US4140406 *Jun 13, 1977Feb 20, 1979DataproductsDot matrix print head
US4230038 *Jun 23, 1977Oct 28, 1980Helmut FalkMatrix print head assembly
US4242004 *Mar 21, 1979Dec 30, 1980Extel CorporationDot matrix printhead driver
US4279521 *Nov 2, 1979Jul 21, 1981International Business Machines CorporationWire matrix print head
US4320981 *Mar 10, 1980Mar 23, 1982Data General CorporationMatrix printhead apparatus
US4444519 *Mar 9, 1982Apr 24, 1984Theodore Jay GoldlanderPrinters
DE2553762A1 *Nov 29, 1975Jun 2, 1977Licentia GmbhHigh speed dot matrix printer - has printing pins positioned at ends of electromagnetically operated centrally pivoted lever arms
JPS57163580A * Title not available
Non-Patent Citations
Reference
1IBM Tech. Disc. Bulletin, "Articulated Print Wire Actuator", Lisinski, vol. 21, No. 1, Jun. 1978, pp. 18-19.
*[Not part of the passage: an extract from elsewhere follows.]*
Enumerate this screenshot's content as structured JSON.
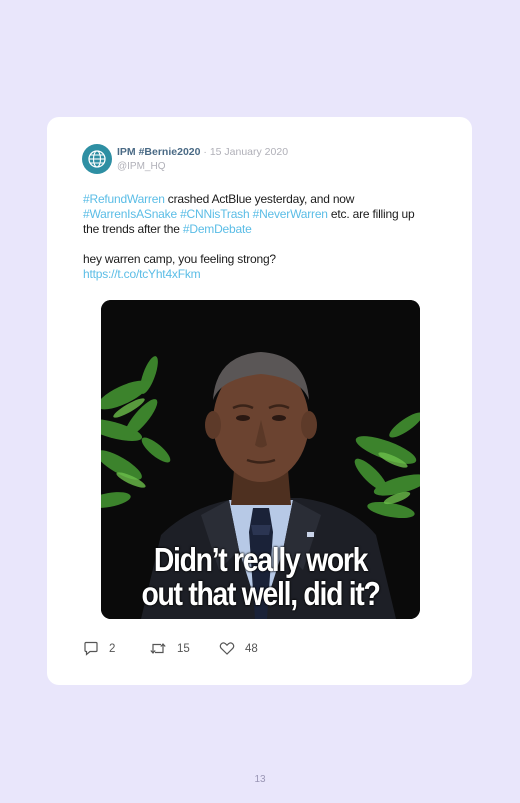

2 *IBM Tech. Disc. Bulletin, Articulated Print Wire Actuator , Lisinski, vol. 21, No. 1, Jun. 1978, pp. 18 19.
Referenced by
Citing PatentFiling datePublication dateApplicantTitle
US4840501 *Mar 14, 1988Jun 20, 1989Dataproducts CorporationThree pole printhead actuator
US4886381 *May 6, 1988Dec 12, 1989D. H. Technology, Inc.Dot matrix print head assembly
US4995743 *Dec 27, 1988Feb 26, 1991Ing. C. Olivetti & C., S.P.A.Wire printer with step formation armature and method of assembly
US5009529 *Nov 30, 1989Apr 23, 1991Mannesmann AktiengesellschaftMatrix print head of hinged-clapper-armature construction
US5024542 *Aug 30, 1989Jun 18, 1991Seiko Epson CorporationMagnetic actuator
US5039239 *Jul 28, 1989Aug 13, 1991Mannesmann AktiengesellschaftMatrix pin-print head of the hinged-clapper-armature construction
US5216950 *Feb 9, 1990Jun 8, 1993Mannesmann AktiengesellschaftVibration frame for print elements of a matrix line printer
US5236266 *Jul 12, 1991Aug 17, 1993Seiko Epson CorporationStacked print wire driving device for wire type dot printer
US5252940 *Mar 22, 1991Oct 12, 1993Seiko Epson CorporationSoft magnetic material
EP0338176A1 *Apr 22, 1988Oct 25, 1989MANNESMANN AktiengesellschaftWire matrix print head
EP0467442A1 *Jul 4, 1991Jan 22, 1992Philips Patentverwaltung GmbHMatrix printer with a print head having print wires
WO1989010841A1 *May 2, 1989Nov 16, 1989Dh Technology IncDot matrix print head assembly
Classifications
U.S. Classification400/124.18, 400/174, 101/93.05, 101/93.04
International ClassificationB41J2/275, H01F7/14
Cooperative ClassificationH01F7/14, B41J2/275
European ClassificationH01F7/14, B41J2/275
Legal Events
DateCodeEventDescription
May 18, 1998FPAYFee payment
Year of fee payment: 12
May 4, 1994FPAYFee payment
Year of fee payment: 8
Apr 10, 1990FPAYFee payment
Year of fee payment: 4
Jun 6, 1986ASAssignment
Owner name: TOKYO ELECTRIC CO., LTD. 6-13, 2-CHOME, NAKAMEGIRO
Free format text: ASSIGNMENT OF ASSIGNORS INTEREST.;ASSIGNOR:NORIGOE, TAKASHI;REEL/FRAME:004556/0462
Effective date: 19850113
Owner name: TOKYO ELECTRIC CO., LTD.,JAPAN
Free format text: ASSIGNMENT OF ASSIGNORS INTEREST;ASSIGNOR:NORIGOE, TAKASHI;REEL/FRAME:004556/0462
Owner name: TOKYO ELECTRIC CO., LTD.,JAPAN
Free format text: ASSIGNMENT OF ASSIGNORS INTEREST;ASSIGNOR:NORIGOE, TAKASHI;REEL/FRAME:004556/0462
Effective date: 19850113